- [Task to carry out]:
"time" is the word to look for; copy each line of the listing where it occurs.

- [Source data]:
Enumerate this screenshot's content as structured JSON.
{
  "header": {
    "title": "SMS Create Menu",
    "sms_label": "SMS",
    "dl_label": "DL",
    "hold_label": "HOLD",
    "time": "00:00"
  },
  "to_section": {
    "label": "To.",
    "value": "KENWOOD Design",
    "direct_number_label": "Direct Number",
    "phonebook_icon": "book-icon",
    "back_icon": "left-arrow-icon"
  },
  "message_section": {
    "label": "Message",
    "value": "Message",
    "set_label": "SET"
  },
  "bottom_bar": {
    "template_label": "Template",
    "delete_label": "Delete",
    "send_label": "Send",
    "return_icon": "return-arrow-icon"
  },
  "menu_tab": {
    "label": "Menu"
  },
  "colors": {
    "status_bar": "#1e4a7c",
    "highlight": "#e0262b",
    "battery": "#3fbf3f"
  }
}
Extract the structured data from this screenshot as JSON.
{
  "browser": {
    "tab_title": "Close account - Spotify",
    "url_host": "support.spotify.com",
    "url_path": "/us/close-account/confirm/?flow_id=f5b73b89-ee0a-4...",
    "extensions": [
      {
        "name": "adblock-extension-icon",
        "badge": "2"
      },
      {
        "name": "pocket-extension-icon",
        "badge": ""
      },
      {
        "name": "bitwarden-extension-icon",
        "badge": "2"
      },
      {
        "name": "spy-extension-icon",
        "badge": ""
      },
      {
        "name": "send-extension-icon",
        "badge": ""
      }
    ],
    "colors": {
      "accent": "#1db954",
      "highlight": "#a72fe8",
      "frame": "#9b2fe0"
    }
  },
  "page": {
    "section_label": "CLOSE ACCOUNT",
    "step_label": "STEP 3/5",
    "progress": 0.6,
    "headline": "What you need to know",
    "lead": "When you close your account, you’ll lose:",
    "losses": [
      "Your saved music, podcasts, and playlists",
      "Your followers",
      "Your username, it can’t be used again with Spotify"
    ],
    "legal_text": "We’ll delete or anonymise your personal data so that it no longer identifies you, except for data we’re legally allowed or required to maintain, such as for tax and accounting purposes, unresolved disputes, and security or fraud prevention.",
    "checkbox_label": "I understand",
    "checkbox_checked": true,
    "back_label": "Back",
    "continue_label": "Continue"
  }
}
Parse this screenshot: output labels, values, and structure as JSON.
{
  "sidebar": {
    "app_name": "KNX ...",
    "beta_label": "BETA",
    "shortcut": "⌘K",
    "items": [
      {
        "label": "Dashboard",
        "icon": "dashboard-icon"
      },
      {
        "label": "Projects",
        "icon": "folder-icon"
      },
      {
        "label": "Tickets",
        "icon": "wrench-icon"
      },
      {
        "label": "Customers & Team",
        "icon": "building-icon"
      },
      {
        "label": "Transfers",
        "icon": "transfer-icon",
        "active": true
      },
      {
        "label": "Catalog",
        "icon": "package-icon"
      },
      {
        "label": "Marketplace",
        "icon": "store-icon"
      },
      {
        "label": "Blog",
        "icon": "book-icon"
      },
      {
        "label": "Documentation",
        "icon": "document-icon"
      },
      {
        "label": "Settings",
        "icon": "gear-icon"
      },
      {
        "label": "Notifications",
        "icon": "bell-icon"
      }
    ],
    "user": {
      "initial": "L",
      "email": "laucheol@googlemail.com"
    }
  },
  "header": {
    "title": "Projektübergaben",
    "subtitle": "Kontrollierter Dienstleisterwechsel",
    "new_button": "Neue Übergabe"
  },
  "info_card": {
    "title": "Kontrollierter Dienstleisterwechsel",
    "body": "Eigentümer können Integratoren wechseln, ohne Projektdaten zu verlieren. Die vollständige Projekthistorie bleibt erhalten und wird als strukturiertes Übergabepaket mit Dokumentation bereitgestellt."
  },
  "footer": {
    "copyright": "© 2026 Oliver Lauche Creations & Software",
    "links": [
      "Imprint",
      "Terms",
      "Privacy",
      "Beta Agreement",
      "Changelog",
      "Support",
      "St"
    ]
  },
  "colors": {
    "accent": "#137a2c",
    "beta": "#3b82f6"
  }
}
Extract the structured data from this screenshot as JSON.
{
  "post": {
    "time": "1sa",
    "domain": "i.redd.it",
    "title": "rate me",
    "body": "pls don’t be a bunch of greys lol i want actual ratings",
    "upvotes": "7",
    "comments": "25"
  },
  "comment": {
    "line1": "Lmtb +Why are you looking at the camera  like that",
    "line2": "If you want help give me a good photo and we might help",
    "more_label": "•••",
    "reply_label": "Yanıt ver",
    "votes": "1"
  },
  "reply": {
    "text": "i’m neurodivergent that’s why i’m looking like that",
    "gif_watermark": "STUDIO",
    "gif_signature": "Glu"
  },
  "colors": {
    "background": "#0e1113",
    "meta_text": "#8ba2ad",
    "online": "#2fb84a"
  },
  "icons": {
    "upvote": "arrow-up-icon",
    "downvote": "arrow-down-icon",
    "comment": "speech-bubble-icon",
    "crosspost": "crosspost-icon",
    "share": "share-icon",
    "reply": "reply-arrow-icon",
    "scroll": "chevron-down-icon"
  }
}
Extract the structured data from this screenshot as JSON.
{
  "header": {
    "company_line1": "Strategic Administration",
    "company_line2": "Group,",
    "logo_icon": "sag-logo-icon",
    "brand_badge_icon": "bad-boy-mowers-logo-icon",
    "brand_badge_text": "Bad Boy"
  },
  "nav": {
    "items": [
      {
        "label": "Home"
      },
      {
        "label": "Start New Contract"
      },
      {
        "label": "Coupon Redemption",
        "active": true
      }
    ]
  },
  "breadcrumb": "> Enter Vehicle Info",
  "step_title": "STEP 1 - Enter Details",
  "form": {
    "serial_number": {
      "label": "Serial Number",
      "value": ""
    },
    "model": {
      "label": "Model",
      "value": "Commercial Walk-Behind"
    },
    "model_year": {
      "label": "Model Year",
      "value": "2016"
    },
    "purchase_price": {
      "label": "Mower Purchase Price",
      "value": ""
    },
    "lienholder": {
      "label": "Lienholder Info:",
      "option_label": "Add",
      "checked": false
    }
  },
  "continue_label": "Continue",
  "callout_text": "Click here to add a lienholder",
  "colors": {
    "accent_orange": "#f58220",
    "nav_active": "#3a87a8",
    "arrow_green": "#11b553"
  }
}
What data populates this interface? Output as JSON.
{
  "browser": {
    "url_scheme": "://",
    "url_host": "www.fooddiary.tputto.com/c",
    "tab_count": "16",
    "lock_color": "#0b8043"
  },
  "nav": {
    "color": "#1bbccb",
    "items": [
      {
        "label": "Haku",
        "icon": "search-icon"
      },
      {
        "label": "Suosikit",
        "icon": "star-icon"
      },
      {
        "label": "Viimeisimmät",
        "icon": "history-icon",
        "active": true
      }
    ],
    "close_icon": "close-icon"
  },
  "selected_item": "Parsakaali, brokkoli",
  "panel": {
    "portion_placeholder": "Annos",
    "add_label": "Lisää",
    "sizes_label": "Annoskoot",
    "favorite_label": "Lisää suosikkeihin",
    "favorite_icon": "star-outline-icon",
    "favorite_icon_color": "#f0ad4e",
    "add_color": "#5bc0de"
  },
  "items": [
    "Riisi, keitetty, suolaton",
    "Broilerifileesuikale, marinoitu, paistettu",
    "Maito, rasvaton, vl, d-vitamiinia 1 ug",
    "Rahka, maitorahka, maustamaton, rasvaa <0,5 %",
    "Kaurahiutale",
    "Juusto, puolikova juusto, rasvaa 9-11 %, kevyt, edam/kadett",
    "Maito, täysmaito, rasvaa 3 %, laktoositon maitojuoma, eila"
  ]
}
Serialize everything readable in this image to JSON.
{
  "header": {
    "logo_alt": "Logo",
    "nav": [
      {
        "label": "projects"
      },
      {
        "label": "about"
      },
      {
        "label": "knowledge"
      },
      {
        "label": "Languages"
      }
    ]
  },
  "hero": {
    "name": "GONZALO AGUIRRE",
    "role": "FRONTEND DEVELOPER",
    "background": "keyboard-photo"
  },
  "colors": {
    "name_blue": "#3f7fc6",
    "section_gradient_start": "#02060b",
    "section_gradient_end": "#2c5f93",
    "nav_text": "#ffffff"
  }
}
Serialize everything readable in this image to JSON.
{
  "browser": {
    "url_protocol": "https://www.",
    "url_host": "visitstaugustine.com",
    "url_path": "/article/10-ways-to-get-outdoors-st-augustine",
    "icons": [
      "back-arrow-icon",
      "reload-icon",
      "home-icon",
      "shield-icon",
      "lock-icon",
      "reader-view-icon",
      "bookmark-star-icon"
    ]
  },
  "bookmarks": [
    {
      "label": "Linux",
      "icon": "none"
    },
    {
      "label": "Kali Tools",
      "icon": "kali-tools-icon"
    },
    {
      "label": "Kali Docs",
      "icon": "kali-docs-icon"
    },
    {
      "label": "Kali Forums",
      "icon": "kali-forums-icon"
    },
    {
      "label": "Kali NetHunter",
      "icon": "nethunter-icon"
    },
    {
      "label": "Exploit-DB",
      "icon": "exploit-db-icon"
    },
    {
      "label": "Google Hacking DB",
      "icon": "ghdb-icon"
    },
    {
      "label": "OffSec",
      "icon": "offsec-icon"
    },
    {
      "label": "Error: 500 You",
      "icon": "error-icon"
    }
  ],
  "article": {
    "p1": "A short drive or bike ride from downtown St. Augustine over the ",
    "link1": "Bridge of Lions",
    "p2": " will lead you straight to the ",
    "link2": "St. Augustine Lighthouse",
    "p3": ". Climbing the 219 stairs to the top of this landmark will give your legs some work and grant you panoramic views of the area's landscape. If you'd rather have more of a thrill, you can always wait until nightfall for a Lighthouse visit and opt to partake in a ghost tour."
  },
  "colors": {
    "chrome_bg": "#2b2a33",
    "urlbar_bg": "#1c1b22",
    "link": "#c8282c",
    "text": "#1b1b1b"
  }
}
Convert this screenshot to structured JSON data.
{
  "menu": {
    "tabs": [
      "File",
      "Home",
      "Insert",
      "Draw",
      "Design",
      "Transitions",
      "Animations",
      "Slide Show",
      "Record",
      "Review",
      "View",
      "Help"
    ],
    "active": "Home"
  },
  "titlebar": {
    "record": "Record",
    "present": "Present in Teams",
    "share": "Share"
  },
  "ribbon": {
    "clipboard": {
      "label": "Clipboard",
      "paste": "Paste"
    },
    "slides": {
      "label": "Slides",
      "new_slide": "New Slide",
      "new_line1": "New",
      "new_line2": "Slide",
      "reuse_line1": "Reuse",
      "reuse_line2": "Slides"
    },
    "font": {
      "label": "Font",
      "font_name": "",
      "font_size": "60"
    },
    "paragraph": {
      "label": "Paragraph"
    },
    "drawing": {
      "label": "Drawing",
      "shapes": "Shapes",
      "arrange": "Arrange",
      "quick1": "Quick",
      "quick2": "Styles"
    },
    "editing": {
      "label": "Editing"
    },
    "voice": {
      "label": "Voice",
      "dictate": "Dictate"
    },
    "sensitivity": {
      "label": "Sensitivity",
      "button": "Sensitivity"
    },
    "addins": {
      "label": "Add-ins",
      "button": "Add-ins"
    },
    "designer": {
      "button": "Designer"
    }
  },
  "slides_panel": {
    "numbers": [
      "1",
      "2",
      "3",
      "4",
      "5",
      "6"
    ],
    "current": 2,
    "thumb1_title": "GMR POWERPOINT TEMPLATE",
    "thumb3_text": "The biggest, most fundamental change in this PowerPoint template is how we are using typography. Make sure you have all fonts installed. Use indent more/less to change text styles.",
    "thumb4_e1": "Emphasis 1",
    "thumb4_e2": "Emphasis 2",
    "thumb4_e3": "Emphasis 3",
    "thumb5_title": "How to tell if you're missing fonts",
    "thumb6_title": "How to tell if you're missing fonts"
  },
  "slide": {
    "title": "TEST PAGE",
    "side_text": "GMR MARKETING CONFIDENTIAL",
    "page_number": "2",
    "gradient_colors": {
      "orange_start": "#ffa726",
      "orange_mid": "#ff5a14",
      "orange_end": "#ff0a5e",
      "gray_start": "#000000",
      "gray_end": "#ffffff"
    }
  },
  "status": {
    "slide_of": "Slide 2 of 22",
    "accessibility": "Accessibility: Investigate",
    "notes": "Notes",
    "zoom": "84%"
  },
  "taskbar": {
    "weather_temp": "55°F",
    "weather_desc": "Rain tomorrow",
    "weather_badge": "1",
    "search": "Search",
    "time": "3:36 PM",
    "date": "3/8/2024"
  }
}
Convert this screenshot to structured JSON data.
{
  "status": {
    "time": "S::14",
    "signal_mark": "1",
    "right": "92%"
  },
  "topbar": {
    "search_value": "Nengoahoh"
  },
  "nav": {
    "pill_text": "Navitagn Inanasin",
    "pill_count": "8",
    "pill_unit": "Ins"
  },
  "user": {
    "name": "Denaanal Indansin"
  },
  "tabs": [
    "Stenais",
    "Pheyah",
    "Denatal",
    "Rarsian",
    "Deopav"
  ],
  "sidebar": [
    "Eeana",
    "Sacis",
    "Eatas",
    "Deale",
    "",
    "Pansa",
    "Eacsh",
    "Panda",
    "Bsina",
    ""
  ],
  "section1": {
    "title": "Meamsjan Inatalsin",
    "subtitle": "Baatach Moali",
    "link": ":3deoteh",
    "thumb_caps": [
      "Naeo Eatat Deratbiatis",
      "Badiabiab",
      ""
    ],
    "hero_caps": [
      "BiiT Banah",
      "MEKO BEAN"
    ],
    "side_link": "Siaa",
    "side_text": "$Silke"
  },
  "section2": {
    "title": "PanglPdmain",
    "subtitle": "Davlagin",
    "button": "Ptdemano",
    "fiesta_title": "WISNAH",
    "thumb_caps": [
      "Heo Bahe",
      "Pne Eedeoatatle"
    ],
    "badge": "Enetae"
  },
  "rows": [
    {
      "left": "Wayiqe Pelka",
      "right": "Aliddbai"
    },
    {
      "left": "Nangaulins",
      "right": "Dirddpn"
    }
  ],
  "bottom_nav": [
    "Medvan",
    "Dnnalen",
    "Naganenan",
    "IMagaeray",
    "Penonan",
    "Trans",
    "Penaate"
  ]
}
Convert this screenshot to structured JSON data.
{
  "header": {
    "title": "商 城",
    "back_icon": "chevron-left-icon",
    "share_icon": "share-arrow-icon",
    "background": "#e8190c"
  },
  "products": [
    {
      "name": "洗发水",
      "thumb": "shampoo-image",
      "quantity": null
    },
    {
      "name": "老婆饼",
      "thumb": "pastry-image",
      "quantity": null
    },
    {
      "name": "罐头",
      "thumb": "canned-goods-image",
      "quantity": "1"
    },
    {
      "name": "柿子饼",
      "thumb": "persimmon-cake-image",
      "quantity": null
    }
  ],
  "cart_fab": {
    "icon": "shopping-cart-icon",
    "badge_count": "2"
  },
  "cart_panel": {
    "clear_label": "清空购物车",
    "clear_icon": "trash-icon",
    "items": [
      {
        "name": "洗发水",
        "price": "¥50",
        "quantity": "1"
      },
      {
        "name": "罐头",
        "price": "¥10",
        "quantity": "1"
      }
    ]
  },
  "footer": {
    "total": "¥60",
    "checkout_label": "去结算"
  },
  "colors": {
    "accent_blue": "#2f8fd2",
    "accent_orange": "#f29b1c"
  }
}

- [Answer section]:
    "time": "00:00"
    "time": "1sa",
    "time": "3:36 PM",
    "time": "S::14",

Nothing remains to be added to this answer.